The Journal Sentinel interviewed U.S. Agriculture Secretary Tom Vilsack about the lack of a new farm bill as the current legislation expires Sept. 30. Vilsack said farmers won't have as much of a government safety net if Congress fails to pass a bill this month. Congress passed a stopgap measure to protect food stamps after the expiration of the current farm bill, but it probably won't vote on a new bill until after the elections. Dairy farmers could feel the effect this fall because of the loss of the price subsidies aimed at boosting the income for small and midsize operations.
French study finds tumors in rats fed GM corn September 2012 Reuters covers results of a just-released French study showing "rats fed a lifetime diet of Monsanto's genetically modified corn or exposed to its top-selling weedkiller Roundup suffered tumours and multiple organ damage." The study is the first long-term look at the effects of GM corn and Roundup. Previous studies by Monsanto to gain approval for its GM seed and pesticide were only conducted for 90 days. The study appears in the Sept. 19, 2012 Food and Chemical Toxicology journal.
New safety concerns raised by GMO corn study September 2012
Dr. David Wallinga reviews the French study (see above) for the Institute for Agriculture and Trade Policy. "The findings reinforce recent calls by the American Medical Association that GE crops be safety tested for possible health impacts before they enter the marketplace. No such premarket testing is currently required in the United States." Monsanto's Roundup Ready corn varieties comprise approximately 70 percent of the U.S. corn crop. He states that there haven't been long-term studies on the health effects of GM corn partly because scientists must get permission from the chemical company to do the research, a barrier scientists have been pushing to remove. "If physicians or researchers wanted to track whether a patient with breast cancer or liver damage had been consuming a diet high in GM corn, it would be nearly impossible to do so," he adds, explaining why labeling is needed.
5 Ways the Stanford Study Sells Organics Short September 2012
Tom Philpott writes for Mother Jones: "the study in some places makes a strong case for organic—though you'd barely know it from the language the authors use. And in places where it finds organic wanting, key information gets left out." He adds "By their method, if 5 percent of organic vegetables contain at least one pesticide trace and 35 percent of conventional vegetables contain at least one trace, then the 'risk difference' is 30 percent (35 minus 5). But that's a silly way of thinking about it, because there's a much greater difference between those numbers than "30 percent" suggests." Read similar stories.

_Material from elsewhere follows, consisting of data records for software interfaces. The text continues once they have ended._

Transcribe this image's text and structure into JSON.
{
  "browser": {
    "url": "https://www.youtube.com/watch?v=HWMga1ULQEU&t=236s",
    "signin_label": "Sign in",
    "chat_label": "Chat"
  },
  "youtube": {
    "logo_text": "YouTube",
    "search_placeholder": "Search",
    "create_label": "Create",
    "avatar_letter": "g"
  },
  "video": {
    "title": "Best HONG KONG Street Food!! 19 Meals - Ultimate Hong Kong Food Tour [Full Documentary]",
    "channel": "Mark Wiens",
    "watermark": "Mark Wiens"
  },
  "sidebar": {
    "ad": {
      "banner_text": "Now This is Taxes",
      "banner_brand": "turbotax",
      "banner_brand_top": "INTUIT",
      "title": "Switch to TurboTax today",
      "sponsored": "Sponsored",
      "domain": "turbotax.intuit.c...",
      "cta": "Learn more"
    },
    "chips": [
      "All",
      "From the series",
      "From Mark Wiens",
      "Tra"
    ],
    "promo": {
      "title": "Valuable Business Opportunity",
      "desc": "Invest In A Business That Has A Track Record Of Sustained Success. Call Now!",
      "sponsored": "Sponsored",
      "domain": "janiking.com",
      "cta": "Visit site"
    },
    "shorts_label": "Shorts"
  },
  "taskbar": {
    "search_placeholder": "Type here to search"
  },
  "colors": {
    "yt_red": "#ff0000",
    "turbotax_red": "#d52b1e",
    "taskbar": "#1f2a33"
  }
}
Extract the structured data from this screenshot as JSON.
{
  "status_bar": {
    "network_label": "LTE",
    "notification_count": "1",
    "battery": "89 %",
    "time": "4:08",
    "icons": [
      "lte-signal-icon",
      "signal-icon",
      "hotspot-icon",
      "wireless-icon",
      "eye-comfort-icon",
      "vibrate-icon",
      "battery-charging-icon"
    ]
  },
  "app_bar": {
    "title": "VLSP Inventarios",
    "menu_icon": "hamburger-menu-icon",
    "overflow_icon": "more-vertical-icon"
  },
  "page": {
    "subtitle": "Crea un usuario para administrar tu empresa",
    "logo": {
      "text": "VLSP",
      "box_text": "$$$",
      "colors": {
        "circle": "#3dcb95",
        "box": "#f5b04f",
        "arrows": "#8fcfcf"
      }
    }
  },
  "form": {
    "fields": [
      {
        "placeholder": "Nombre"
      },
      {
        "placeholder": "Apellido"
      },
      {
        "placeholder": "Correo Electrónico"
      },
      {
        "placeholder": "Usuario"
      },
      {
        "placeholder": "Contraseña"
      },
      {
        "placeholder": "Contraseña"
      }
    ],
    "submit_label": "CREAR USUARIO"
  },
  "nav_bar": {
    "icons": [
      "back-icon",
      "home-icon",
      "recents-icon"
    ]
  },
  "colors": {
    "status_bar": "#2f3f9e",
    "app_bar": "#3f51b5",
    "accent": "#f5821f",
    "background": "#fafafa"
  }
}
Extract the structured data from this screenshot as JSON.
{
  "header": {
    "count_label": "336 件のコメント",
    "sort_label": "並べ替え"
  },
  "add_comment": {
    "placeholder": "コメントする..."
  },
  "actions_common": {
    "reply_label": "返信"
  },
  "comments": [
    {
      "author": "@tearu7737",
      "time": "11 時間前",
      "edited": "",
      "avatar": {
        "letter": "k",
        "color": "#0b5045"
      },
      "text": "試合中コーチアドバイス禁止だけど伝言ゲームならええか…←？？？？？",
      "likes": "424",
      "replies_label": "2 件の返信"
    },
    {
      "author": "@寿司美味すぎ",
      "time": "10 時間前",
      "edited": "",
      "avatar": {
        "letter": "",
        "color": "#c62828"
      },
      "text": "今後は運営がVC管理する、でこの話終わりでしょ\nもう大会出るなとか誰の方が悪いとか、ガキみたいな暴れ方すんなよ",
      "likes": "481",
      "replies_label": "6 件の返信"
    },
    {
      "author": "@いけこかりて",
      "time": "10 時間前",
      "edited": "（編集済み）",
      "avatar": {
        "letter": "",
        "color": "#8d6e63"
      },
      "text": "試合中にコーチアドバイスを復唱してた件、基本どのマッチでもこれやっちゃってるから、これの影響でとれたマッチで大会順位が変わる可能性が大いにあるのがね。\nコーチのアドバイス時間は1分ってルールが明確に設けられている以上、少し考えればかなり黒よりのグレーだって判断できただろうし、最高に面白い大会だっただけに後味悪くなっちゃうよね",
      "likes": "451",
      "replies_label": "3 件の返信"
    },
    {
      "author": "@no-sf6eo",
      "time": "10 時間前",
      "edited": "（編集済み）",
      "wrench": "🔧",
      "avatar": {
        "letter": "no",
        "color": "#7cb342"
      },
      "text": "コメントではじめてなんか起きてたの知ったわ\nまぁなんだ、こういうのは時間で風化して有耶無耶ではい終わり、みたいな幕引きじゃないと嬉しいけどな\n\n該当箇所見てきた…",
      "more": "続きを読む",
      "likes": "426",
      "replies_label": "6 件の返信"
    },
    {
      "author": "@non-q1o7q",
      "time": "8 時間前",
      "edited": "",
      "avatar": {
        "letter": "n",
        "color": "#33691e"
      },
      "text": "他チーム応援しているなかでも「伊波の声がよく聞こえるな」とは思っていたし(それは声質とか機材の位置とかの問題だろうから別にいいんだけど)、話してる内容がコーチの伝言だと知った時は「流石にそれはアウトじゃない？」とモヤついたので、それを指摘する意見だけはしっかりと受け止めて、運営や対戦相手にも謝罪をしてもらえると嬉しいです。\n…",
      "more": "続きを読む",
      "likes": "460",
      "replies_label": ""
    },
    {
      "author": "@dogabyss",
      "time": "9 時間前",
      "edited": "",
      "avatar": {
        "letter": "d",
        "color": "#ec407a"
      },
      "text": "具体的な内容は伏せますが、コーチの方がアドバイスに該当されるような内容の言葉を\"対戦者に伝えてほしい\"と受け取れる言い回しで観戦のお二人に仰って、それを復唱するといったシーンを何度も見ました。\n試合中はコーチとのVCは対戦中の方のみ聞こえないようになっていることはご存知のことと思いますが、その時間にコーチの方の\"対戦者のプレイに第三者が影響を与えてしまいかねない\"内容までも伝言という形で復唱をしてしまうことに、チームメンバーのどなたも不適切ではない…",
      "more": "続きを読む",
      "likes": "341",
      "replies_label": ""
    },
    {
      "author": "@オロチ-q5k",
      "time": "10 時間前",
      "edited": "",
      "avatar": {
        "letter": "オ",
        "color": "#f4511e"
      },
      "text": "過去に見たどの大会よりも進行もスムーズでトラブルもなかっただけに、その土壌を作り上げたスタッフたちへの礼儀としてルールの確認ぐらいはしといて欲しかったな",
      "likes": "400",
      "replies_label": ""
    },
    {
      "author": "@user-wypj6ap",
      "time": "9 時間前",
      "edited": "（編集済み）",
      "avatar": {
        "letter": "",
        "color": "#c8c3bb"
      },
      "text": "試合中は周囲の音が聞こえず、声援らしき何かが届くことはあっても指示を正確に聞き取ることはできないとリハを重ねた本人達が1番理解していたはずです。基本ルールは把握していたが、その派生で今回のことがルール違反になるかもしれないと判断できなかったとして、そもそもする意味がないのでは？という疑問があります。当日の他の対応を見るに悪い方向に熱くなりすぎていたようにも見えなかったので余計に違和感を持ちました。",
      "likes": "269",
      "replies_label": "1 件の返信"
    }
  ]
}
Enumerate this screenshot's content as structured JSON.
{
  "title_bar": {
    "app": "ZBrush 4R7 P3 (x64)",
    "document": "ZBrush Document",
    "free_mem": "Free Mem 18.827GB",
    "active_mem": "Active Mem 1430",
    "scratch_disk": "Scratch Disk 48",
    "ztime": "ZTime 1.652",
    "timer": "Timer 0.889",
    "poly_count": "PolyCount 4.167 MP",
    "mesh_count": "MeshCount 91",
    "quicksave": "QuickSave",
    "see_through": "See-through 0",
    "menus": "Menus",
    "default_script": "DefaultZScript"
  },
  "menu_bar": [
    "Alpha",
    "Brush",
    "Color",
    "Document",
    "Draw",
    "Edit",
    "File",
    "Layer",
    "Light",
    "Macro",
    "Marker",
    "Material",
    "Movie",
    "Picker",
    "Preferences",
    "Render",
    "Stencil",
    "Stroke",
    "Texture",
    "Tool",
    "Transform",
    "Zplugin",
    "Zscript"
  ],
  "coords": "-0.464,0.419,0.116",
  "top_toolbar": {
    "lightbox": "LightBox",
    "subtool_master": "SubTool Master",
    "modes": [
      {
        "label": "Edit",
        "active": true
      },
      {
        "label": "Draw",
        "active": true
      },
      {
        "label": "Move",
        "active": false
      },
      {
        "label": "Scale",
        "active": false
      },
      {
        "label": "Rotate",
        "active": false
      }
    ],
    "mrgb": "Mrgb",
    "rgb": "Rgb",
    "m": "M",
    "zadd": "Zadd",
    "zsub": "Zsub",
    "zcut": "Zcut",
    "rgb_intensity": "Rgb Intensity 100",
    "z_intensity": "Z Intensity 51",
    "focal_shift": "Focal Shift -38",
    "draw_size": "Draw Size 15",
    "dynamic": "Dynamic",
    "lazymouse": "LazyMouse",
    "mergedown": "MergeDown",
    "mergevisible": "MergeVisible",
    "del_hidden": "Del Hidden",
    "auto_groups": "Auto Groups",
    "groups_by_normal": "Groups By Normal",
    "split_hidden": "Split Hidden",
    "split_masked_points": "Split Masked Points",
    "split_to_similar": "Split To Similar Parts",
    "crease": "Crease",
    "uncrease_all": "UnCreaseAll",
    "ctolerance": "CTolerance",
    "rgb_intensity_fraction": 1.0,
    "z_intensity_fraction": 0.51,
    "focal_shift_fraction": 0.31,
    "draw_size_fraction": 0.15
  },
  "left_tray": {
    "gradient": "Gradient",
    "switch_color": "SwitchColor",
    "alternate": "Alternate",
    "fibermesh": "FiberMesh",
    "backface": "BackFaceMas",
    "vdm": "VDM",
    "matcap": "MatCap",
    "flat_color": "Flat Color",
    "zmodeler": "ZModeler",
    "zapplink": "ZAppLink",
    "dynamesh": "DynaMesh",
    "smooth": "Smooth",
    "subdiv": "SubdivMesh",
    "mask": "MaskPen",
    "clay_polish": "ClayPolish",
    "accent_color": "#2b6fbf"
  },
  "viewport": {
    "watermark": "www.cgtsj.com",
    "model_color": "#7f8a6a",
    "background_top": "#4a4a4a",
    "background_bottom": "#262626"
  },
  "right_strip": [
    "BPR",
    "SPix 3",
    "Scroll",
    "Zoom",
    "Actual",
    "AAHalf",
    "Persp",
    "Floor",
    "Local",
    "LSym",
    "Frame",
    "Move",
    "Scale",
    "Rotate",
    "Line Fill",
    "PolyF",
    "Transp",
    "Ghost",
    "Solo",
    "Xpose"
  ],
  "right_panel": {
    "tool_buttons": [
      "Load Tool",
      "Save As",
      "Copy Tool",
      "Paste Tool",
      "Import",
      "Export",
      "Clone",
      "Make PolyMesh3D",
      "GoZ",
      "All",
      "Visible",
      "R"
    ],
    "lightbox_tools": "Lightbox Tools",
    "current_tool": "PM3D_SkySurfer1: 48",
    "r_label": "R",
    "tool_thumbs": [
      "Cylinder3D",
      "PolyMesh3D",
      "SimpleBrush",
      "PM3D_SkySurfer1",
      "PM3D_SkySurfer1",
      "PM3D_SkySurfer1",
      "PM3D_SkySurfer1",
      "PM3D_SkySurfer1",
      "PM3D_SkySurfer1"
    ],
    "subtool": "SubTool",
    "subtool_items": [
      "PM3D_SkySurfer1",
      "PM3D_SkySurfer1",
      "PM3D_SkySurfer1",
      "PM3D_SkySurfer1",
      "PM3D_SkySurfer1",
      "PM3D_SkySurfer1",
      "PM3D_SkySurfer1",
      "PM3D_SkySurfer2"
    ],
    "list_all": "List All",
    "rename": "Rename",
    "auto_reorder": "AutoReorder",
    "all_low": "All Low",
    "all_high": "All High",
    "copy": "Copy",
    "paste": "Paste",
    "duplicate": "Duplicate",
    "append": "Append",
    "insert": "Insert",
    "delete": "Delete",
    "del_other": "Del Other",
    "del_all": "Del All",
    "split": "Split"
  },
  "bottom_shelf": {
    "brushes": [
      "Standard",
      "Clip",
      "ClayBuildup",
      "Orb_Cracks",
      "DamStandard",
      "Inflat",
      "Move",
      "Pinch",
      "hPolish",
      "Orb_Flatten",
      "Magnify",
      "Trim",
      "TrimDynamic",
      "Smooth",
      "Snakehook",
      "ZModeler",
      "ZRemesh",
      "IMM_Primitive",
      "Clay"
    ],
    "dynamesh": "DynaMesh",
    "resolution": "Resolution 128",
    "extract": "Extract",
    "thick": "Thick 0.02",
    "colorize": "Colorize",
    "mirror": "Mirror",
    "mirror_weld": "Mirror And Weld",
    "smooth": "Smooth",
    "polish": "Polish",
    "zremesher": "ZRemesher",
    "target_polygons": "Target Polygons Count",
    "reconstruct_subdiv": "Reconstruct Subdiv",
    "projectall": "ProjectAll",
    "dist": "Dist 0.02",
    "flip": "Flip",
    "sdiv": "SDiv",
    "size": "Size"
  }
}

Pesticide-resistant insects add insult to drought injury August 2012
Tom Laskawy writes for Grist about how poorly Monsanto's Bt corn is faring this season. "Historically, farmers managed corn rootworms through traditional crop rotations. These rootworms eat corn exclusively, so by alternating a corn crop with soy or another alternative, farmers would deprive the insects of food and the rootworm larvae would die off. This...generates profits only for the farmer — not for seed companies."
Organic production, market continuing to growAugust 2012
The Country Today interviewed MOSES Executive Director Faye Jones and MOSES Organic Specialist Harriet Behar at Farm Technology Days about how organic farming works even in a drought year.
An even bigger challenge for organic producersAugust 2012 Brownfield Ag News reporter Bob Meyer interviews MOSES Organic Specialist Harriet Behar on the challenges organic dairy and livestock producers face in trying to find feed during this drought.